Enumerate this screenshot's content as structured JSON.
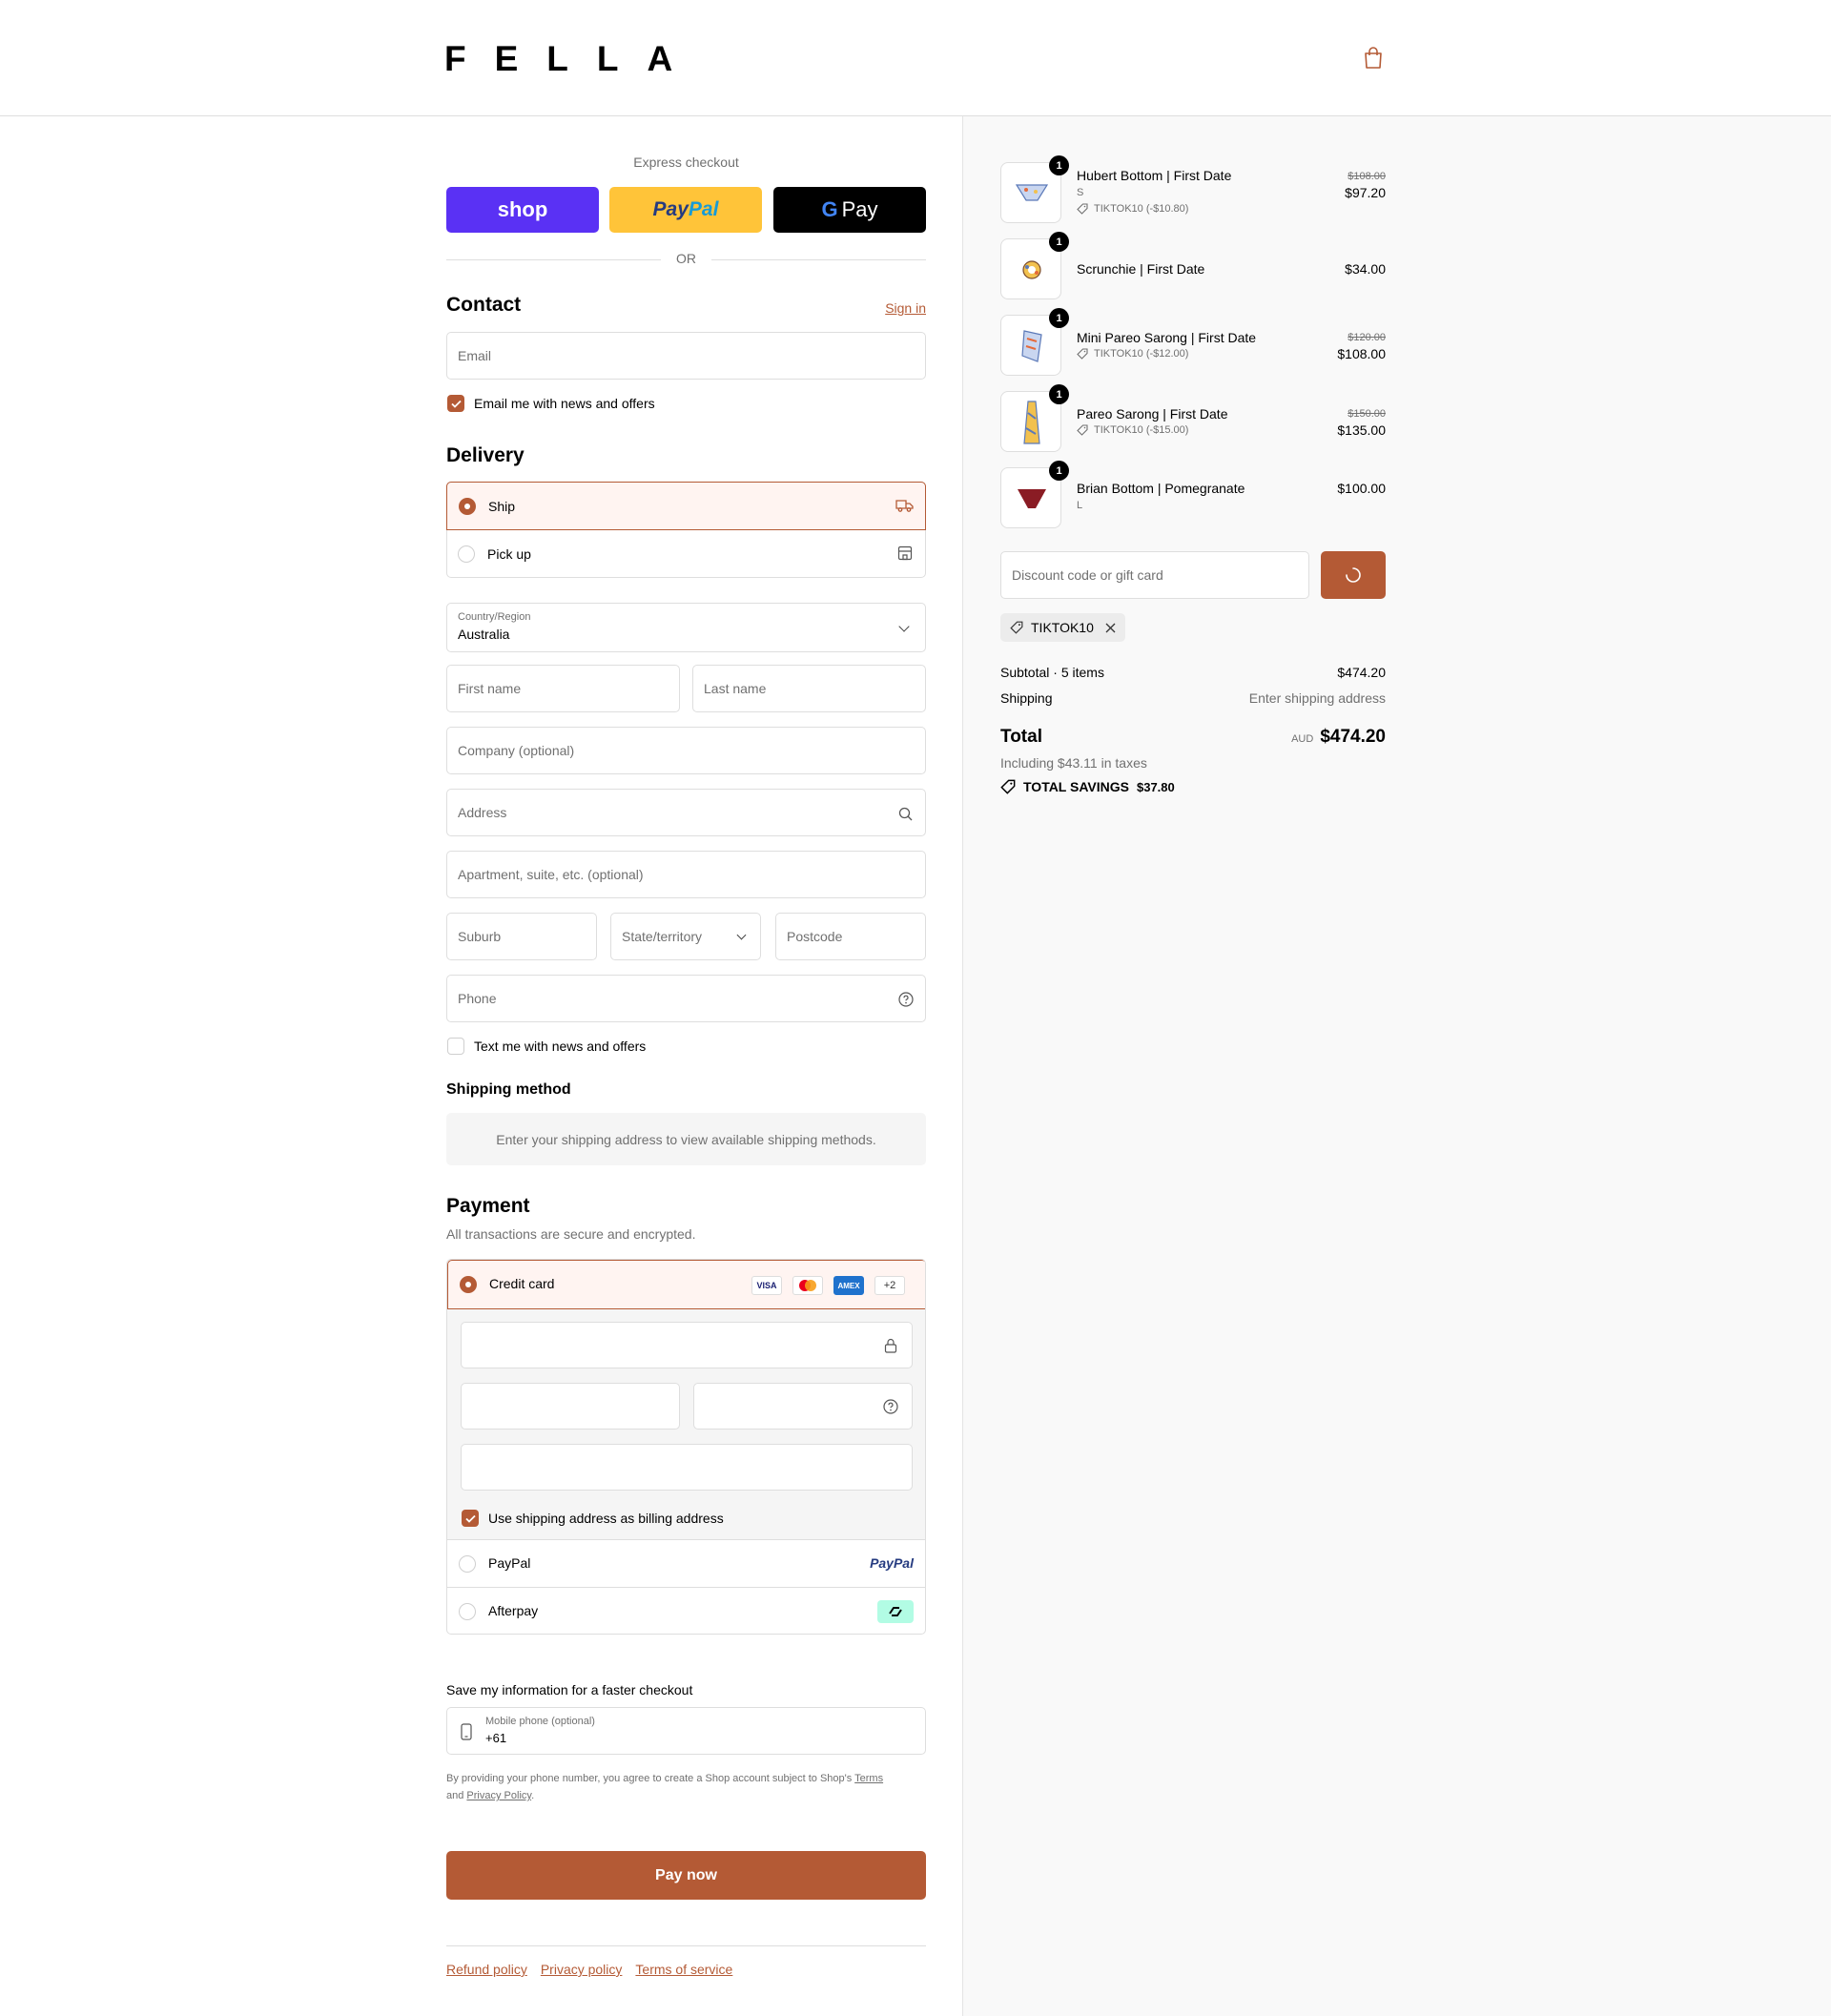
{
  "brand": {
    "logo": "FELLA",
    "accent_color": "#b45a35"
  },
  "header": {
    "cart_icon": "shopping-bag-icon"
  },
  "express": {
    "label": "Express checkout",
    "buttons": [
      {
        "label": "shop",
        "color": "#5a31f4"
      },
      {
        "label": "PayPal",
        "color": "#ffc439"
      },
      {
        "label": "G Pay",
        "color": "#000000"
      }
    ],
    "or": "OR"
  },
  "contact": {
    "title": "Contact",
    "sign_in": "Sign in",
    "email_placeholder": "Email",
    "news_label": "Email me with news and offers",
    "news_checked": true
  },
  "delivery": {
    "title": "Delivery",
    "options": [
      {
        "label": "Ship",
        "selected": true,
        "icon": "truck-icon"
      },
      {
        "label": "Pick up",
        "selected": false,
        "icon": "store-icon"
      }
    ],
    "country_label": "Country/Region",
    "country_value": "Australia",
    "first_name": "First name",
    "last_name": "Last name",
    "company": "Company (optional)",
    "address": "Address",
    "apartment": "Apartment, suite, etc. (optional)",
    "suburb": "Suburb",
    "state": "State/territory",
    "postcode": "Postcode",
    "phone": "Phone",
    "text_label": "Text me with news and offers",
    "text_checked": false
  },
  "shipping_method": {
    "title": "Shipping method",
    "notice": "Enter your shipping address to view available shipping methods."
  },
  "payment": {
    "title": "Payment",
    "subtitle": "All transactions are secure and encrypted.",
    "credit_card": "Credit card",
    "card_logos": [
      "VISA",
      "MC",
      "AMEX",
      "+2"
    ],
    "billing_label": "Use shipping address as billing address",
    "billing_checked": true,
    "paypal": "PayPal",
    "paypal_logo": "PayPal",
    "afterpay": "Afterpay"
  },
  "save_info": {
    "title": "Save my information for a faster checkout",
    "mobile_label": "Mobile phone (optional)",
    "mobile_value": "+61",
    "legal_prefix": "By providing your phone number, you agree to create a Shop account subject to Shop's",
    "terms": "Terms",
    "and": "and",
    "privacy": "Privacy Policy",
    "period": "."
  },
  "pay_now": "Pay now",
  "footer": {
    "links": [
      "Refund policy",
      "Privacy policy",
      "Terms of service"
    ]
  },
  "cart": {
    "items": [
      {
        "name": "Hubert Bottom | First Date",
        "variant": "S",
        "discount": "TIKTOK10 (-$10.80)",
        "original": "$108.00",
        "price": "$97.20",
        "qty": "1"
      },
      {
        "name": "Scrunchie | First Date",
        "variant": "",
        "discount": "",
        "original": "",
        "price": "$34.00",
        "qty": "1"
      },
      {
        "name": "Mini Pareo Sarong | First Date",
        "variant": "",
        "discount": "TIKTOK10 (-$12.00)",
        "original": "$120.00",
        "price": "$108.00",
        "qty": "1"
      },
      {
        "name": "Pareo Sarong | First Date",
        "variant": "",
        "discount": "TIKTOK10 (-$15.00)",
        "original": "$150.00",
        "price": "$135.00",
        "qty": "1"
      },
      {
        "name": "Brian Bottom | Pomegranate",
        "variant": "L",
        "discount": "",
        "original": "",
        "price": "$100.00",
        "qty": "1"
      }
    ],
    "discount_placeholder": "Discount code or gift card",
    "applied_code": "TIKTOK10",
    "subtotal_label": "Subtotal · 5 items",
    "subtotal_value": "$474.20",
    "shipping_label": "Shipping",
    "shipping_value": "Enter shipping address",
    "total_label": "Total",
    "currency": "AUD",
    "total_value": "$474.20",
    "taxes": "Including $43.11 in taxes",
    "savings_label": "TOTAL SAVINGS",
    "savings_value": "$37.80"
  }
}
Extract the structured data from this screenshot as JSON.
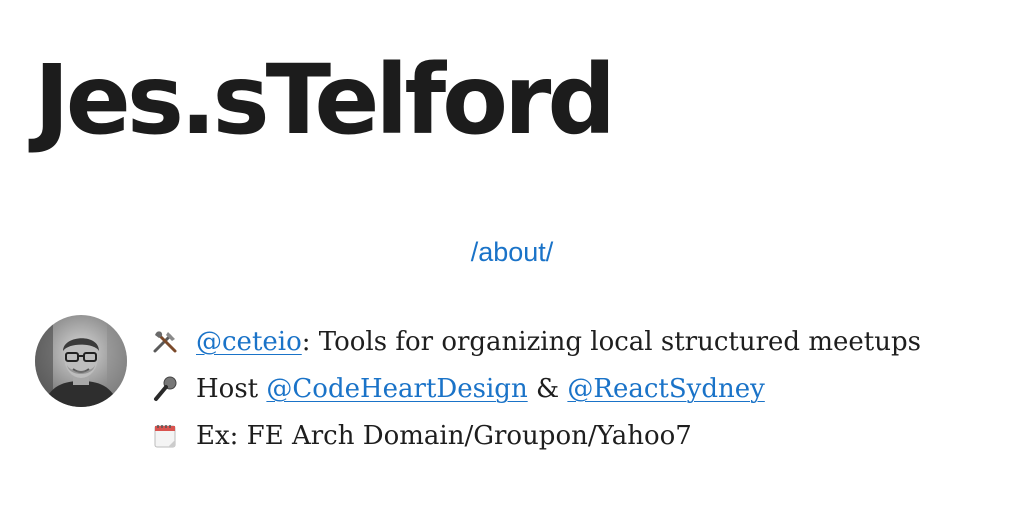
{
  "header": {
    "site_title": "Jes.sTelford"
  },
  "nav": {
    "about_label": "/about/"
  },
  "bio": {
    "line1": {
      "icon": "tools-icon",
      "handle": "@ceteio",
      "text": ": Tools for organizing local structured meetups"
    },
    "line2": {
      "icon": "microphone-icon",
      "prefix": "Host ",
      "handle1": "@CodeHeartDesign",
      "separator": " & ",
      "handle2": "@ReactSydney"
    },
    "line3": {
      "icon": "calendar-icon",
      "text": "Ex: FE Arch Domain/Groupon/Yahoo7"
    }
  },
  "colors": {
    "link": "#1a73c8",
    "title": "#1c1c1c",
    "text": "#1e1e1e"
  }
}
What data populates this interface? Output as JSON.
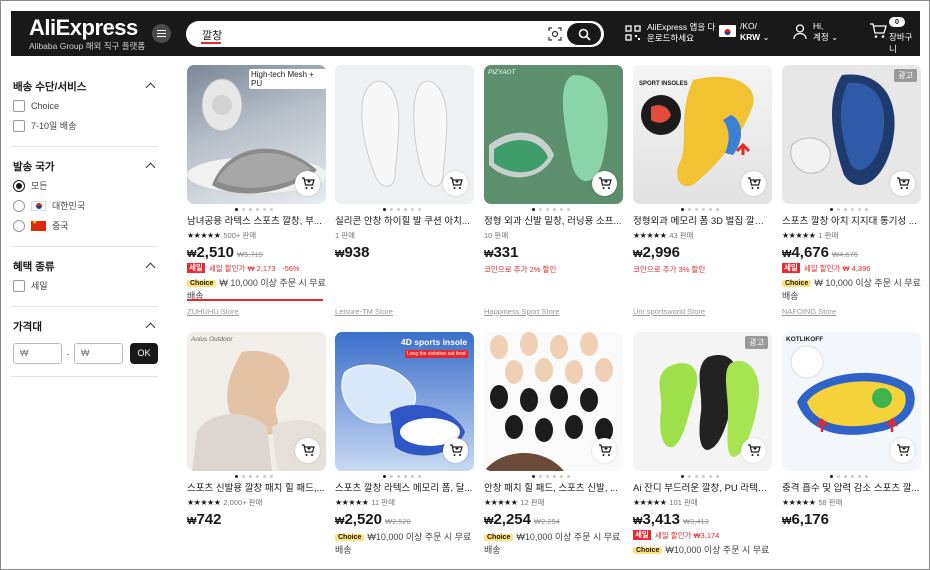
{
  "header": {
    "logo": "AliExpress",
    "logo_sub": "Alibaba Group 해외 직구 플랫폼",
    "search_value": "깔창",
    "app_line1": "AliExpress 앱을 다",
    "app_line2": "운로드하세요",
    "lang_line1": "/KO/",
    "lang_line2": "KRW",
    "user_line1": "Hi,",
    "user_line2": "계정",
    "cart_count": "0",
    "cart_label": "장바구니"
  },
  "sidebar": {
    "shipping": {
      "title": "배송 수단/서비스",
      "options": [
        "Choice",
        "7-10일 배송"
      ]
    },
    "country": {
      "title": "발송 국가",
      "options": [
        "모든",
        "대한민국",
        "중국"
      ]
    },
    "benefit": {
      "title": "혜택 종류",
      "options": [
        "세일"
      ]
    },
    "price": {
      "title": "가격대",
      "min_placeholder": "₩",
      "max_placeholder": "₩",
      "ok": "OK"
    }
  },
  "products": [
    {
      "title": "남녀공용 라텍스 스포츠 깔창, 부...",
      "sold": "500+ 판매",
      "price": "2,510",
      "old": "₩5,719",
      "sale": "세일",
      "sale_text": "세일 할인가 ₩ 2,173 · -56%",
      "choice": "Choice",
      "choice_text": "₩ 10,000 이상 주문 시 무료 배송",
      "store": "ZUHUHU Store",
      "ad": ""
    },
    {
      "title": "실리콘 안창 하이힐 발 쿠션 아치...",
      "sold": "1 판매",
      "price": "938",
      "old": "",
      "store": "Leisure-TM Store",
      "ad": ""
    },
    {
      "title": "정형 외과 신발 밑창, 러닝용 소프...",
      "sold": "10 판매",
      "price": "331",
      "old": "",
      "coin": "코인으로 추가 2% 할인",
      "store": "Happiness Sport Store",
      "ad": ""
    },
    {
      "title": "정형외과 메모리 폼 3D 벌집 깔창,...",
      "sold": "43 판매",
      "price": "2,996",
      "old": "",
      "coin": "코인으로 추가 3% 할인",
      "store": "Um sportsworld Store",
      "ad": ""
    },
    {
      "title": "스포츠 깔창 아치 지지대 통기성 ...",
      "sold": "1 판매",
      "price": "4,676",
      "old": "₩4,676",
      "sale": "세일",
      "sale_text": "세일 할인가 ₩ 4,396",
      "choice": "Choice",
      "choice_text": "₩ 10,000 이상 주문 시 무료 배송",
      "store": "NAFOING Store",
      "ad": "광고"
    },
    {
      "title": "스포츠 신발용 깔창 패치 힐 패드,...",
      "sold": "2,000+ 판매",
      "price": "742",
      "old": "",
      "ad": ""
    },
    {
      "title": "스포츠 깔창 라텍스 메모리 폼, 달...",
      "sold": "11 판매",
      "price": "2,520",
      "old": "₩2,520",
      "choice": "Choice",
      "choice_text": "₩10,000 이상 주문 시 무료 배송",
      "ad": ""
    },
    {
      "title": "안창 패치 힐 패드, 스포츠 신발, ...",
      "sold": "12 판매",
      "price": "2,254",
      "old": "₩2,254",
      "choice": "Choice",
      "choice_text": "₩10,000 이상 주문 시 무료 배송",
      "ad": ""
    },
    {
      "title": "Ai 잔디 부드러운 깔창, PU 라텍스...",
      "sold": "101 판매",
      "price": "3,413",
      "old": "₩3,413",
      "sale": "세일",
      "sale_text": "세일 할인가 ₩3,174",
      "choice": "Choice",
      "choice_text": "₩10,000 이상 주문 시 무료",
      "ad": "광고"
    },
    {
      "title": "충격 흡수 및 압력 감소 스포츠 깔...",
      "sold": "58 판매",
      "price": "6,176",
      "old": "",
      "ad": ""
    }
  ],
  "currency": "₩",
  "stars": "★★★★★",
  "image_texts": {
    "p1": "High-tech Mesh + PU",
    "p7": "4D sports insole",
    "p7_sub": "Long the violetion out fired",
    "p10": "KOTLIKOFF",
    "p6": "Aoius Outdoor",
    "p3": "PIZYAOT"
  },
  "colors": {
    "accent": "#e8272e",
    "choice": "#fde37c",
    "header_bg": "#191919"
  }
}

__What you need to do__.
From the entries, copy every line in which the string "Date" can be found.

__Expected answer__.
        "name": "Hubert Bottom | First Date",
        "name": "Scrunchie | First Date",
        "name": "Mini Pareo Sarong | First Date",
        "name": "Pareo Sarong | First Date",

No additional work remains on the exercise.